As an under 30 CEO (or in my case, 40) you are young, smart, driven and successful. You make what feel like life and death decisions for your business every day. You are moving fast and your team is following their leader’s example. A side effect of your success is you don’t have the time to take a step back and look for productivity leaks let alone plug those leaks.
This is exactly where I was when I suffered carpel tunnel syndrome. It took the loss of my own productivity due to poor office ergonomics to try and understand the relationship between our workstations and work performance.
Here are some statistics to drive home the impact of poor ergonomics:
- Musculoskeletal pain is the most cited reason for missed work and the leading cause of disability in Americans under 45 years old.
- A recent study by the National Center for Health Statistics states that over 25 million Americans experience frequent back pain at any given moment.
- The Institute of Medicine estimates the cost of lost productivity due to pain to be between $297 billion and $335 billion in 2010 dollars.
You are smart. You may challenge me on what these statistics have to do with ergonomics. Even if the workstation doesn’t cause the pain, back pain by way of example, the everyday sitting at a poorly designed workstation will make it much more difficult to recover from an injury and likely exasperate it.

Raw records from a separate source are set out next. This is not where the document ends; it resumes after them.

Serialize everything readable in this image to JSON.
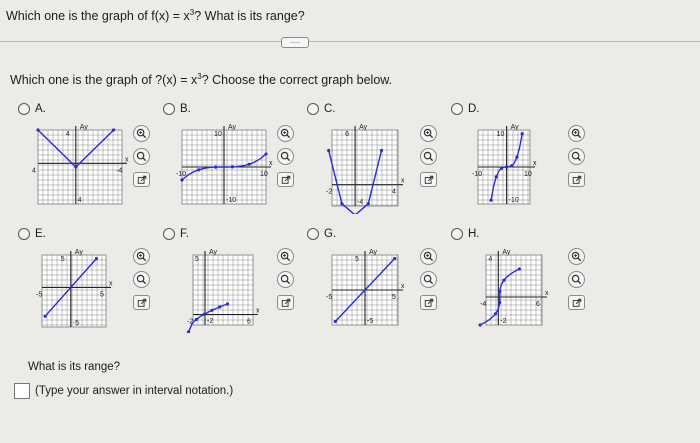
{
  "header": {
    "question_prefix": "Which one is the graph of f(x) = x",
    "question_exp": "3",
    "question_suffix": "? What is its range?"
  },
  "toolbar": {
    "more_label": "....."
  },
  "part1": {
    "prompt_prefix": "Which one is the graph of ?(x) = x",
    "prompt_exp": "3",
    "prompt_suffix": "? Choose the correct graph below."
  },
  "options": [
    {
      "label": "A.",
      "ticks": [
        "4",
        "4",
        "-4",
        "4",
        "Ay",
        "x"
      ]
    },
    {
      "label": "B.",
      "ticks": [
        "10",
        "-10",
        "10",
        "-10",
        "Ay",
        "x"
      ]
    },
    {
      "label": "C.",
      "ticks": [
        "6",
        "-4",
        "4",
        "-2",
        "Ay",
        "x"
      ]
    },
    {
      "label": "D.",
      "ticks": [
        "10",
        "-10",
        "10",
        "-10",
        "Ay",
        "x"
      ]
    },
    {
      "label": "E.",
      "ticks": [
        "5",
        "-5",
        "5",
        "-5",
        "Ay",
        "x"
      ]
    },
    {
      "label": "F.",
      "ticks": [
        "5",
        "-2",
        "6",
        "-2",
        "Ay",
        "x"
      ]
    },
    {
      "label": "G.",
      "ticks": [
        "5",
        "-5",
        "5",
        "-5",
        "Ay",
        "x"
      ]
    },
    {
      "label": "H.",
      "ticks": [
        "4",
        "-2",
        "6",
        "-4",
        "Ay",
        "x"
      ]
    }
  ],
  "part2": {
    "range_question": "What is its range?",
    "answer_hint": "(Type your answer in interval notation.)"
  },
  "colors": {
    "curve": "#2b2bd6",
    "grid": "#7a7a7a",
    "axis": "#222222",
    "background": "#ecebe8"
  },
  "icons": [
    "zoom-in-icon",
    "zoom-out-icon",
    "external-link-icon"
  ]
}
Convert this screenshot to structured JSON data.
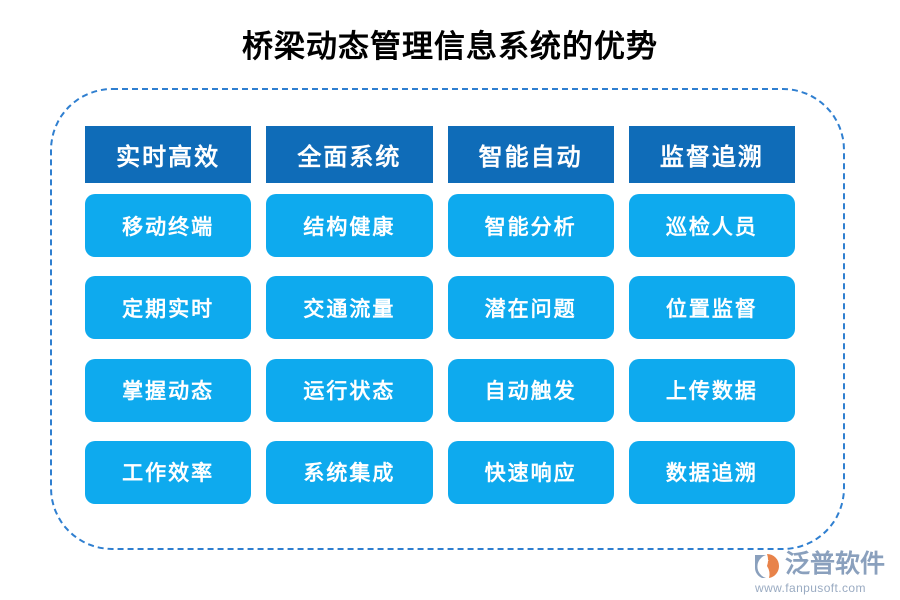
{
  "title": "桥梁动态管理信息系统的优势",
  "colors": {
    "header_blue": "#0f6cb8",
    "cell_blue": "#0eaaee",
    "dashed_border": "#2f7fd0",
    "title_text": "#000000",
    "logo_text": "#8aa0bd",
    "logo_accent_orange": "#e8834a"
  },
  "columns": [
    {
      "header": "实时高效",
      "items": [
        "移动终端",
        "定期实时",
        "掌握动态",
        "工作效率"
      ]
    },
    {
      "header": "全面系统",
      "items": [
        "结构健康",
        "交通流量",
        "运行状态",
        "系统集成"
      ]
    },
    {
      "header": "智能自动",
      "items": [
        "智能分析",
        "潜在问题",
        "自动触发",
        "快速响应"
      ]
    },
    {
      "header": "监督追溯",
      "items": [
        "巡检人员",
        "位置监督",
        "上传数据",
        "数据追溯"
      ]
    }
  ],
  "rows": [
    [
      "移动终端",
      "结构健康",
      "智能分析",
      "巡检人员"
    ],
    [
      "定期实时",
      "交通流量",
      "潜在问题",
      "位置监督"
    ],
    [
      "掌握动态",
      "运行状态",
      "自动触发",
      "上传数据"
    ],
    [
      "工作效率",
      "系统集成",
      "快速响应",
      "数据追溯"
    ]
  ],
  "logo": {
    "name": "泛普软件",
    "url": "www.fanpusoft.com"
  }
}
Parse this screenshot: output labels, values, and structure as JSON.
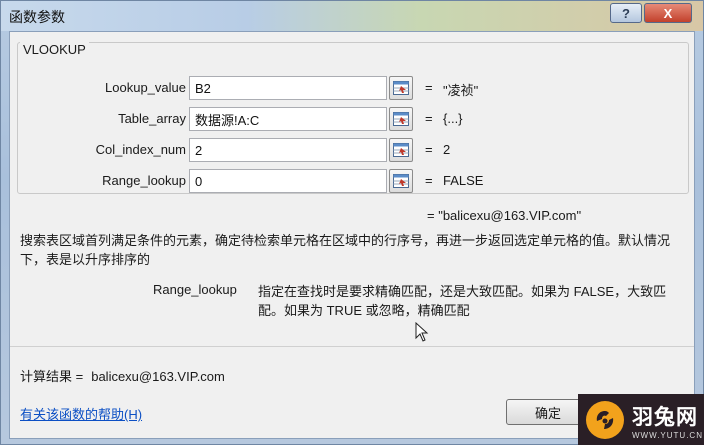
{
  "window": {
    "title": "函数参数",
    "help_glyph": "?",
    "close_glyph": "X"
  },
  "function_name": "VLOOKUP",
  "arguments": [
    {
      "label": "Lookup_value",
      "value": "B2",
      "eq": "=",
      "result": "\"凌祯\""
    },
    {
      "label": "Table_array",
      "value": "数据源!A:C",
      "eq": "=",
      "result": "{...}"
    },
    {
      "label": "Col_index_num",
      "value": "2",
      "eq": "=",
      "result": "2"
    },
    {
      "label": "Range_lookup",
      "value": "0",
      "eq": "=",
      "result": "FALSE"
    }
  ],
  "overall_result": "=  \"balicexu@163.VIP.com\"",
  "description": "搜索表区域首列满足条件的元素，确定待检索单元格在区域中的行序号，再进一步返回选定单元格的值。默认情况下，表是以升序排序的",
  "param_desc_label": "Range_lookup",
  "param_desc_text": "指定在查找时是要求精确匹配，还是大致匹配。如果为 FALSE，大致匹配。如果为 TRUE 或忽略，精确匹配",
  "calc_label": "计算结果 =",
  "calc_value": "balicexu@163.VIP.com",
  "help_link": "有关该函数的帮助(H)",
  "ok_label": "确定",
  "watermark": {
    "main": "羽兔网",
    "sub": "WWW.YUTU.CN"
  },
  "icons": {
    "collapse": "range-select-icon",
    "cursor": "mouse-cursor-icon",
    "logo": "yutu-logo-icon"
  }
}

These issues are well known to us, as we publish a site dedicated to helping people protect their spine. Since my workstation was affecting my productivity, I decided to bring in an ergonomics expert to evaluate all of our workstations.
What he found was eye-opening.

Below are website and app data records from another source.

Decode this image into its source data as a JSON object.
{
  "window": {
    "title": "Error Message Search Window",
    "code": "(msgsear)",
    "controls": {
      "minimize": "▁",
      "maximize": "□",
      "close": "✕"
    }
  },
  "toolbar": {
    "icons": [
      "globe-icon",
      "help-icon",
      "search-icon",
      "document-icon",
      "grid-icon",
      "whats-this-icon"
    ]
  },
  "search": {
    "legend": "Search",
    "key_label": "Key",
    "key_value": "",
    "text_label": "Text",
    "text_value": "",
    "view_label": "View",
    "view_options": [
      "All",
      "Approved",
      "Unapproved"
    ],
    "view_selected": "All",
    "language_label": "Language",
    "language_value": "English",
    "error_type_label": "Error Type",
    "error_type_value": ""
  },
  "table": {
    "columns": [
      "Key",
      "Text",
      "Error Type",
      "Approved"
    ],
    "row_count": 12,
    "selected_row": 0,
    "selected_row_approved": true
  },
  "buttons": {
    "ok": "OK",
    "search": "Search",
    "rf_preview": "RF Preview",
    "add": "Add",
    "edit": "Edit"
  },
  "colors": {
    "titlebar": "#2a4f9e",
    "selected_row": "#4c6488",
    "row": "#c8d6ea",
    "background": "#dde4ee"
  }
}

Of the 15 people in our NJ office, 13 had suboptimal workstation. Of those 13, 7 were experiencing some form of discomfort. The pain ranged from wrist pain to neck pain to low back pain. Of those seven, all of them believed the pain affected their productivity, including 3 who had missed work for doctor’s appointments.
We should have known better, but what made it worse is the fixes were all simple. $300 worth of improvements could have saves us tens of thousands of dollars in productivity loss.
The following is a list of tips to insure your office is ergonomically sound.
- Stand-up, walk, or stretch for a few minutes every hour
- Avoid repeating the same motion over and over again e.g. answer email for an hour then make phone calls for an hour. Mix up your meetings throughout the day.
- Make sure you your chair and posture are correctly aligned
- Your seat and pelvis should be parallel to the ground with your feet resting comfortably on the floor
- You should have lumbar support for your spine
- You should relax your shoulders with your head positioned comfortably above your neck, not leaning forward to see the screen better
- Your screen should only be an arms-length from your body
- Your keyboard should be even with or lower than your elbows, if it’s not you need a keyboard tray.
- Your monitor should be eye level. Looking up or down causes neck pain.
As you can see, workstation ergonomics affect productivity. As managers, it’s our responsibility to maximize the return on our human capital. Making changes to our work ergonomics is simple and cost-effective. A simple ergonomics audit can help you discover who is suffering lost productivity from their workstation design and provide easy solutions to affect positive change.
Bill Paquin is a patient care advocate and CEO of healthcare publisher, Vertical Health. He operates websites including SpineUniverse, a leader in providing education about conditions of the spine including osteoporosis, degenerative disc disease, scoliosis, and arthritis.